**THE TASK:** Whatever the records say, repeat them exactly as given.

(Website and app data records)
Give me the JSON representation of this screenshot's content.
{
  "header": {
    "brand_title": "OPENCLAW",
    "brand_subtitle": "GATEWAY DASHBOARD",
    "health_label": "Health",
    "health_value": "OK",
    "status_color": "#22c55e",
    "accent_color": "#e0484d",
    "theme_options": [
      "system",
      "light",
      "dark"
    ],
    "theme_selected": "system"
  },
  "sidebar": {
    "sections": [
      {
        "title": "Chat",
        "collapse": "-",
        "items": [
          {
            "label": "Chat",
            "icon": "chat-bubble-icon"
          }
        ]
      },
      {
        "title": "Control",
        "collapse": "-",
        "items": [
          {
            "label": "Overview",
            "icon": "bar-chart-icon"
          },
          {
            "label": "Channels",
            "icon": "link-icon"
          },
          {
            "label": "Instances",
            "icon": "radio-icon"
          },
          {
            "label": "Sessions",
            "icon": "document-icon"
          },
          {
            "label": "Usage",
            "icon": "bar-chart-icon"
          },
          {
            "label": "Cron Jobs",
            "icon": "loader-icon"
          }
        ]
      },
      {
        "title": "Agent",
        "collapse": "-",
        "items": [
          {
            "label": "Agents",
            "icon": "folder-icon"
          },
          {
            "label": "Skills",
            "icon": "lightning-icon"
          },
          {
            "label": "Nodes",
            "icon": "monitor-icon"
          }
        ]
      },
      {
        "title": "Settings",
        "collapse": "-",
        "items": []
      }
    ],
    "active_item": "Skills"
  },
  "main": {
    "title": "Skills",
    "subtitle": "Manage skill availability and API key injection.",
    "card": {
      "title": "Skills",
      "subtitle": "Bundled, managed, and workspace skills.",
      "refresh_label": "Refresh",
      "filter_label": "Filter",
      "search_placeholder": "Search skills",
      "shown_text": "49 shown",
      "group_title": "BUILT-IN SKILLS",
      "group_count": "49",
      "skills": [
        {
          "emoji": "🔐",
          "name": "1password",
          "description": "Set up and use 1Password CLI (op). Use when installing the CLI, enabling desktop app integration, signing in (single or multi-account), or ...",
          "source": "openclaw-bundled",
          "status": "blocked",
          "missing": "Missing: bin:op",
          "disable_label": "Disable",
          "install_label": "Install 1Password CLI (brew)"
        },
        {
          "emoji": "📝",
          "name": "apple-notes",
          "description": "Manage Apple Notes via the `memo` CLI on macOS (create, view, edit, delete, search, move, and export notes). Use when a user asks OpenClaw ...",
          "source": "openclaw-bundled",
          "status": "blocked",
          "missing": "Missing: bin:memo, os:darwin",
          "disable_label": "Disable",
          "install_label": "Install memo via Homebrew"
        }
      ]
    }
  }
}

**EXERCISE SOLUTION:**
Give me the JSON representation of this screenshot's content.
{
  "header": {
    "brand_title": "OPENCLAW",
    "brand_subtitle": "GATEWAY DASHBOARD",
    "health_label": "Health",
    "health_value": "OK",
    "status_color": "#22c55e",
    "accent_color": "#e0484d",
    "theme_options": [
      "system",
      "light",
      "dark"
    ],
    "theme_selected": "system"
  },
  "sidebar": {
    "sections": [
      {
        "title": "Chat",
        "collapse": "-",
        "items": [
          {
            "label": "Chat",
            "icon": "chat-bubble-icon"
          }
        ]
      },
      {
        "title": "Control",
        "collapse": "-",
        "items": [
          {
            "label": "Overview",
            "icon": "bar-chart-icon"
          },
          {
            "label": "Channels",
            "icon": "link-icon"
          },
          {
            "label": "Instances",
            "icon": "radio-icon"
          },
          {
            "label": "Sessions",
            "icon": "document-icon"
          },
          {
            "label": "Usage",
            "icon": "bar-chart-icon"
          },
          {
            "label": "Cron Jobs",
            "icon": "loader-icon"
          }
        ]
      },
      {
        "title": "Agent",
        "collapse": "-",
        "items": [
          {
            "label": "Agents",
            "icon": "folder-icon"
          },
          {
            "label": "Skills",
            "icon": "lightning-icon"
          },
          {
            "label": "Nodes",
            "icon": "monitor-icon"
          }
        ]
      },
      {
        "title": "Settings",
        "collapse": "-",
        "items": []
      }
    ],
    "active_item": "Skills"
  },
  "main": {
    "title": "Skills",
    "subtitle": "Manage skill availability and API key injection.",
    "card": {
      "title": "Skills",
      "subtitle": "Bundled, managed, and workspace skills.",
      "refresh_label": "Refresh",
      "filter_label": "Filter",
      "search_placeholder": "Search skills",
      "shown_text": "49 shown",
      "group_title": "BUILT-IN SKILLS",
      "group_count": "49",
      "skills": [
        {
          "emoji": "🔐",
          "name": "1password",
          "description": "Set up and use 1Password CLI (op). Use when installing the CLI, enabling desktop app integration, signing in (single or multi-account), or ...",
          "source": "openclaw-bundled",
          "status": "blocked",
          "missing": "Missing: bin:op",
          "disable_label": "Disable",
          "install_label": "Install 1Password CLI (brew)"
        },
        {
          "emoji": "📝",
          "name": "apple-notes",
          "description": "Manage Apple Notes via the `memo` CLI on macOS (create, view, edit, delete, search, move, and export notes). Use when a user asks OpenClaw ...",
          "source": "openclaw-bundled",
          "status": "blocked",
          "missing": "Missing: bin:memo, os:darwin",
          "disable_label": "Disable",
          "install_label": "Install memo via Homebrew"
        }
      ]
    }
  }
}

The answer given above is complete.